_Exercise details_
Line filter on the word "title": copy each matching line from the entries.

Dataset rows for apps and sites
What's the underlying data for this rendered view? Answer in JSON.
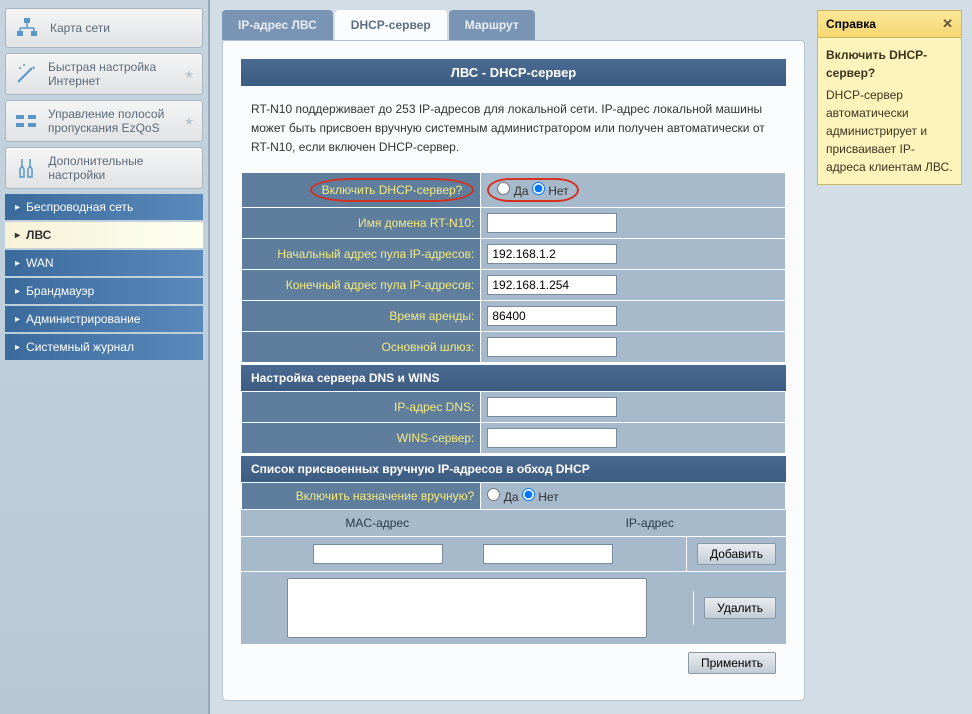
{
  "sidebar": {
    "main_items": [
      {
        "label": "Карта сети",
        "icon_color": "#5897c8"
      },
      {
        "label": "Быстрая настройка Интернет",
        "icon_color": "#5897c8"
      },
      {
        "label": "Управление полосой пропускания EzQoS",
        "icon_color": "#5897c8"
      },
      {
        "label": "Дополнительные настройки",
        "icon_color": "#5897c8"
      }
    ],
    "submenu": [
      {
        "label": "Беспроводная сеть"
      },
      {
        "label": "ЛВС"
      },
      {
        "label": "WAN"
      },
      {
        "label": "Брандмауэр"
      },
      {
        "label": "Администрирование"
      },
      {
        "label": "Системный журнал"
      }
    ]
  },
  "tabs": [
    {
      "label": "IP-адрес ЛВС"
    },
    {
      "label": "DHCP-сервер"
    },
    {
      "label": "Маршрут"
    }
  ],
  "panel": {
    "title": "ЛВС - DHCP-сервер",
    "description": "RT-N10 поддерживает до 253 IP-адресов для локальной сети. IP-адрес локальной машины может быть присвоен вручную системным администратором или получен автоматически от RT-N10, если включен DHCP-сервер."
  },
  "form": {
    "enable_dhcp_label": "Включить DHCP-сервер?",
    "yes": "Да",
    "no": "Нет",
    "domain_label": "Имя домена RT-N10:",
    "domain_value": "",
    "pool_start_label": "Начальный адрес пула IP-адресов:",
    "pool_start_value": "192.168.1.2",
    "pool_end_label": "Конечный адрес пула IP-адресов:",
    "pool_end_value": "192.168.1.254",
    "lease_label": "Время аренды:",
    "lease_value": "86400",
    "gateway_label": "Основной шлюз:",
    "gateway_value": ""
  },
  "dns_section": {
    "title": "Настройка сервера DNS и WINS",
    "dns_label": "IP-адрес DNS:",
    "dns_value": "",
    "wins_label": "WINS-сервер:",
    "wins_value": ""
  },
  "manual_section": {
    "title": "Список присвоенных вручную IP-адресов в обход DHCP",
    "enable_manual_label": "Включить назначение вручную?",
    "mac_header": "MAC-адрес",
    "ip_header": "IP-адрес"
  },
  "buttons": {
    "add": "Добавить",
    "delete": "Удалить",
    "apply": "Применить"
  },
  "help": {
    "title": "Справка",
    "heading": "Включить DHCP-сервер?",
    "text": "DHCP-сервер автоматически администрирует и присваивает IP-адреса клиентам ЛВС."
  }
}
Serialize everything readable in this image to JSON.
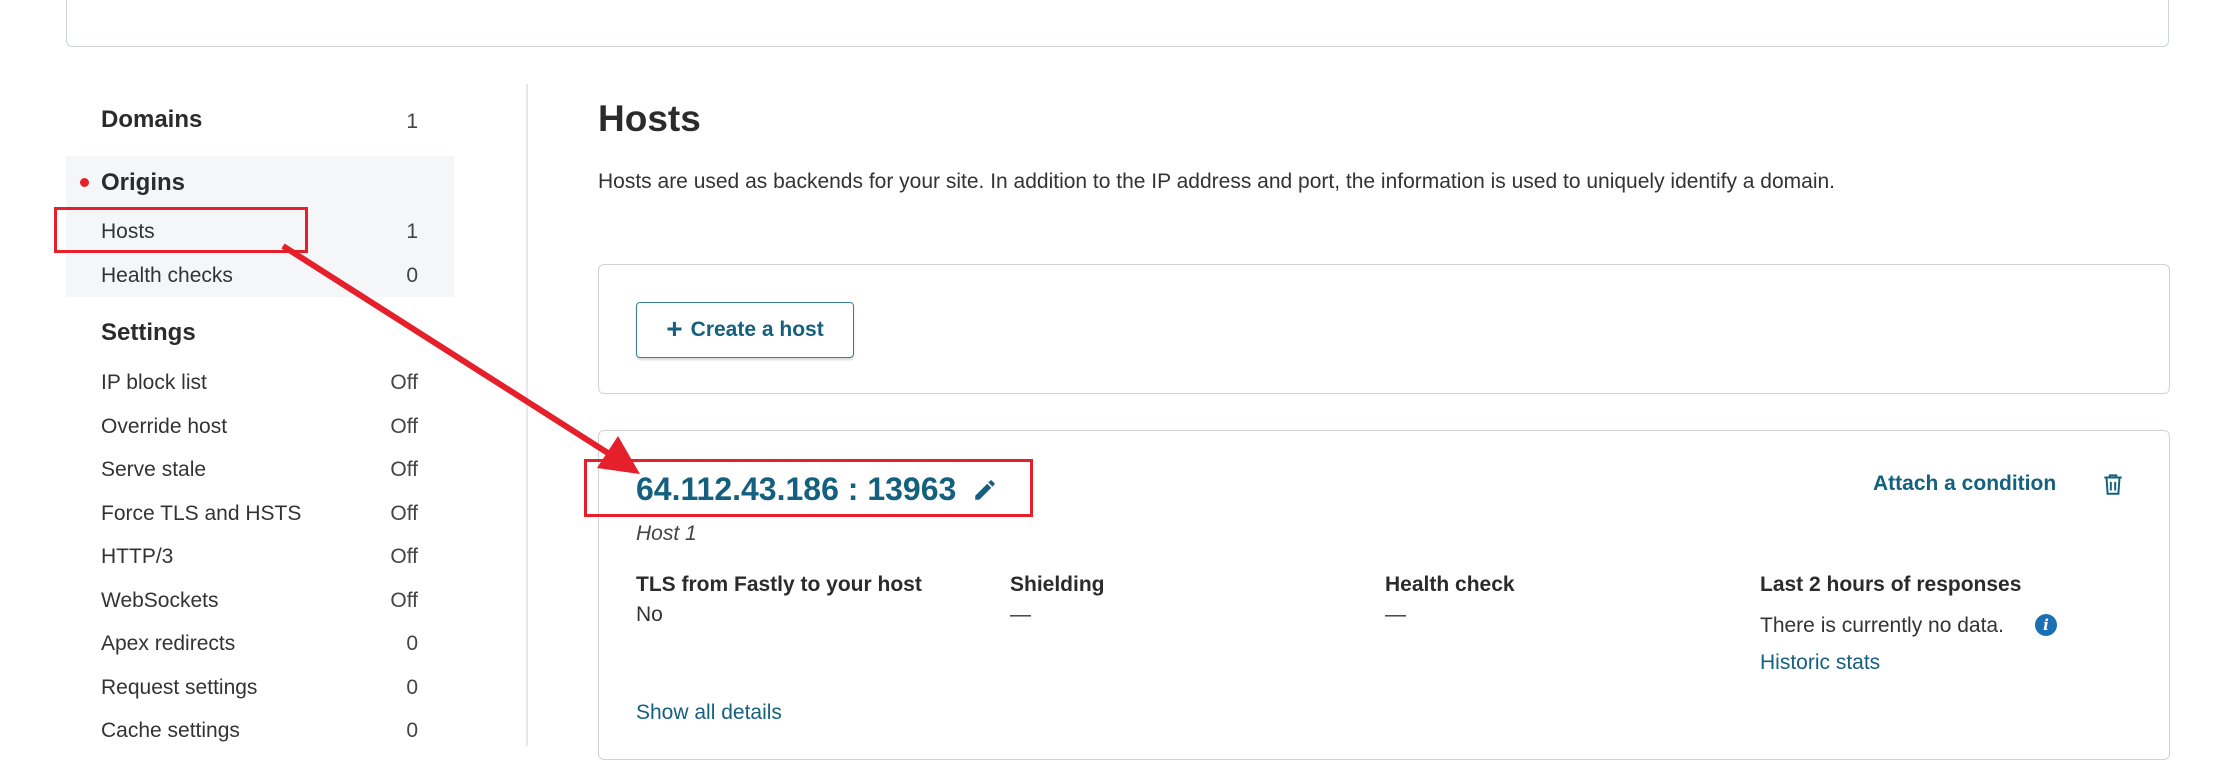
{
  "sidebar": {
    "domains": {
      "label": "Domains",
      "count": "1"
    },
    "origins": {
      "label": "Origins"
    },
    "origin_items": [
      {
        "label": "Hosts",
        "value": "1"
      },
      {
        "label": "Health checks",
        "value": "0"
      }
    ],
    "settings": {
      "label": "Settings"
    },
    "settings_items": [
      {
        "label": "IP block list",
        "value": "Off"
      },
      {
        "label": "Override host",
        "value": "Off"
      },
      {
        "label": "Serve stale",
        "value": "Off"
      },
      {
        "label": "Force TLS and HSTS",
        "value": "Off"
      },
      {
        "label": "HTTP/3",
        "value": "Off"
      },
      {
        "label": "WebSockets",
        "value": "Off"
      },
      {
        "label": "Apex redirects",
        "value": "0"
      },
      {
        "label": "Request settings",
        "value": "0"
      },
      {
        "label": "Cache settings",
        "value": "0"
      }
    ]
  },
  "main": {
    "title": "Hosts",
    "description": "Hosts are used as backends for your site. In addition to the IP address and port, the information is used to uniquely identify a domain.",
    "create_button": "Create a host",
    "host": {
      "address": "64.112.43.186 : 13963",
      "name": "Host 1",
      "attach_condition": "Attach a condition",
      "columns": [
        {
          "header": "TLS from Fastly to your host",
          "value": "No"
        },
        {
          "header": "Shielding",
          "value": "—"
        },
        {
          "header": "Health check",
          "value": "—"
        },
        {
          "header": "Last 2 hours of responses",
          "value": "There is currently no data."
        }
      ],
      "historic_stats": "Historic stats",
      "show_details": "Show all details"
    }
  },
  "colors": {
    "accent": "#14607e",
    "annotation": "#e5202b",
    "info": "#1a6fb5"
  },
  "icons": [
    "pencil-icon",
    "trash-icon",
    "info-icon",
    "plus-icon"
  ]
}
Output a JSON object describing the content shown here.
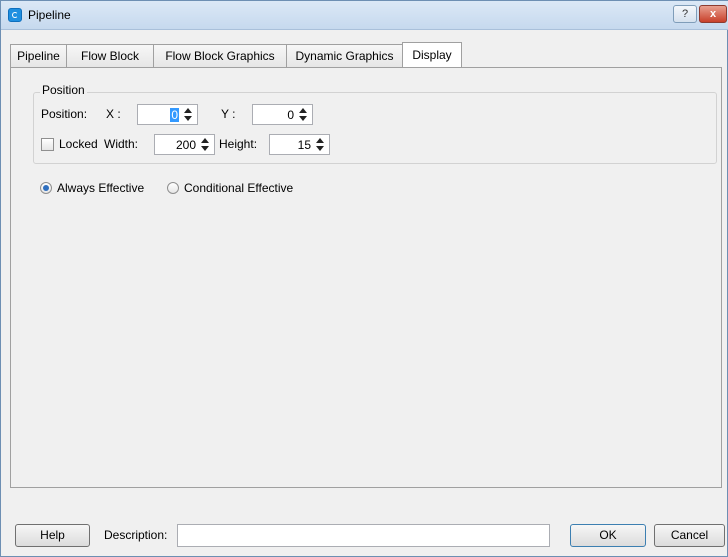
{
  "window": {
    "title": "Pipeline",
    "help_label": "?",
    "close_label": "x"
  },
  "tabs": [
    {
      "label": "Pipeline"
    },
    {
      "label": "Flow Block"
    },
    {
      "label": "Flow Block Graphics"
    },
    {
      "label": "Dynamic Graphics"
    },
    {
      "label": "Display"
    }
  ],
  "active_tab": "Display",
  "position_group": {
    "title": "Position",
    "position_label": "Position:",
    "x_label": "X :",
    "x_value": "0",
    "y_label": "Y :",
    "y_value": "0",
    "locked_label": "Locked",
    "locked_checked": false,
    "width_label": "Width:",
    "width_value": "200",
    "height_label": "Height:",
    "height_value": "15"
  },
  "effect": {
    "always_label": "Always Effective",
    "conditional_label": "Conditional Effective",
    "selected": "always"
  },
  "footer": {
    "help_label": "Help",
    "description_label": "Description:",
    "description_value": "",
    "ok_label": "OK",
    "cancel_label": "Cancel"
  }
}
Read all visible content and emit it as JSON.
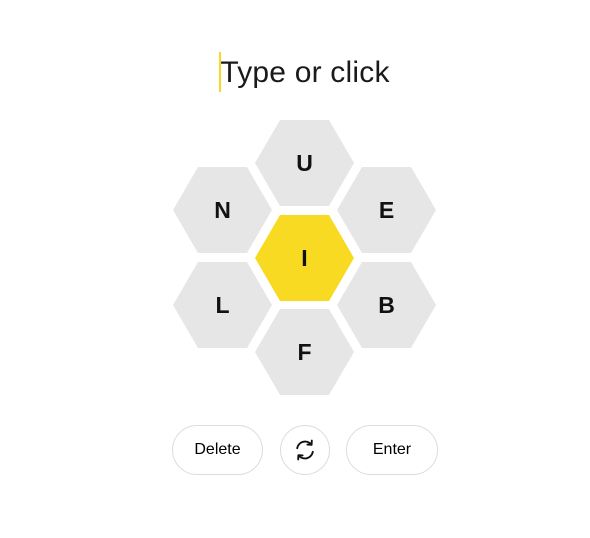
{
  "input": {
    "placeholder": "Type or click"
  },
  "hive": {
    "center_letter": "I",
    "outer_letters": {
      "top": "U",
      "upper_left": "N",
      "upper_right": "E",
      "lower_left": "L",
      "lower_right": "B",
      "bottom": "F"
    }
  },
  "controls": {
    "delete_label": "Delete",
    "shuffle_icon": "shuffle-icon",
    "enter_label": "Enter"
  },
  "colors": {
    "center_cell": "#f7da21",
    "outer_cell": "#e6e6e6",
    "caret": "#f7da21"
  }
}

_Exercise answer_
    "title": "ЛВС - DHCP-сервер",
    "title": "Настройка сервера DNS и WINS",
    "title": "Список присвоенных вручную IP-адресов в обход DHCP",
    "title": "Справка",
    "title": "Hosts",
    "title": "Pipeline",
    "title": "Position",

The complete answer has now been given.